Of course, Stewart’s involvement is a gift. (She was also in attendance at the show.) Since Viard took the reins, Stewart seems to have emerged as a sort of avatar for the brand, almost bigger than the designer. (Which isn’t that unusual, except that Lagerfeld was such a celebrity.) And I love Stewart as a Chanel girl—she really embodies the mercurial, lightening-bolts-emanating-from-the-fingertips energy of Chanel’s 1920s and ’30s designs. She conjures the original Chanel concept of a complicated woman obsessively making sense of her time, ironically through her own solipsism. Stewart is never making big statements about the world but her pointy chin and mischievous pout tell us something about what’s appealing to a woman’s soul. I don’t know if I can think of a savvier match between brand and celebrity. Stewart telegraphs what Viard, who is shy (which I think is very chic), cannot.


Mrs. Prada, on the other hand, could never be accused of being shy about her ideas. The Miu Miu collection that she showed on Tuesday was a classic journey through her obsessions, her paranoias, and her diagnosis of our times. (Much of the Instagram commentariat said that they felt they were watching a late 2000s Prada show.) This was, without surprise, one of the best collections of the week, packed with strange messages about protection, sexuality, and kicking ass at the end of the world. A webby layering of tissue-like T-shirts in dystopian nudes and beiges was worked and reworked and then disappeared, only to show up several looks later, yanked over little crystal-encrusted cocktail suits like a sultry woman’s battle armor. Buckles and pockets were slung around the hips as belts and tiny skirts and bras. The gear becomes decorative, or maybe the decorative becomes gear. The latter reading seems more Mrs. Prada: that which makes us “feminine” is what will help us survive. It’s tactical hotness!


(One detail I keep thinking over from my interview with Mrs. Prada this past summer, for our profile of her leadership of Miu Miu for our October issue: her T-shirt was creased as if she’d just pulled it out of the laundry bag (or its packaging) and didn’t care to iron it. At the time, I thought it was summer nonchalance; now her rumpled Prada and Miu Miu collections have me thinking it was an experiment or a design in the making.)

See also
Armani by Numbers

And again, a few genius strokes of celebrity: Emily Ratajkowski in buckle bra and a leather skirt with enormous cargo pockets, looking like she could squat down at any moment and annihilate us with a laser; and FKA Twigs closing the show in a cargo miniskirt and ribbed pullover sweater. Oh boy, does Twigs have a runway walk. How invigorating to see such power embodied on the runway.

And lastly, Nicolas Ghesquière staged a jumbo Louis Vuitton fun house in the Louvre. Models descended from a sort of abstracted flower or horseless carousel, dressed in Elizabethan collars remixed as vests and panniers, and trenches with blown-up buttons and suits with amplified zippers. I’ve never seen Ghesquière be so funny. You know: “Ooh, she’s got a Louis Vuitton clutch…but IT’S ENORMOUS!” (It was a little Marc Jacobs, if I do say so myself.) It made me feel like I was watching a Brian De Palma movie about luxury taking over the world, eating everyone alive, licking its luxury fingers for the crumbs of our Vuitton accessories. And we’re all just loving it, begging to be eaten!!!

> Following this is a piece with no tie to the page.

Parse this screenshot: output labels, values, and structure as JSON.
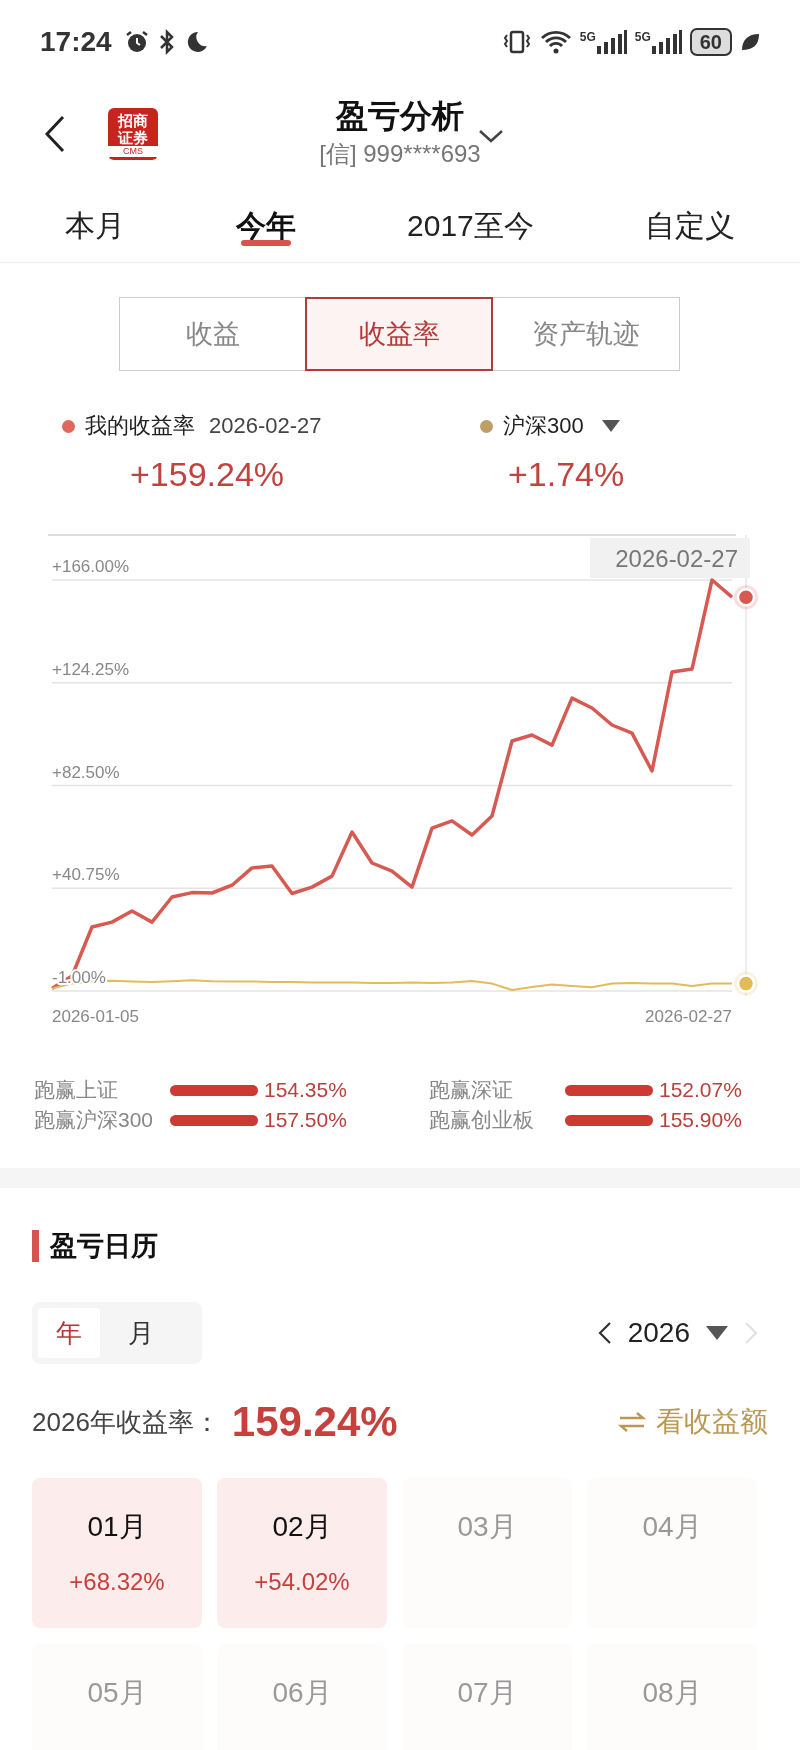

Sorry, getting carried away. At a technical level, this was one of the month’s most genuinely weird collections, what we in the biz (or maybe just me in the biz) calls a Second Day Focalizer. You know: it might just get better looking the next day. (Also in this category: Loewe’s Surrealism of a year ago; nearly every Balenciaga ready-to-wear collection; and some but not all Comme des Garçons.) Ghesquière is never a designer who will rest on his laurels. He found success young and immediately, but never stops throwing himself forward. The designers currently in existential throes about how to be more creative—and there are many, and many of them are young and recently-ish arrived at big new jobs—should take a few pages from the Ghesquière way of living.



– – – – – –

This story originally appeared in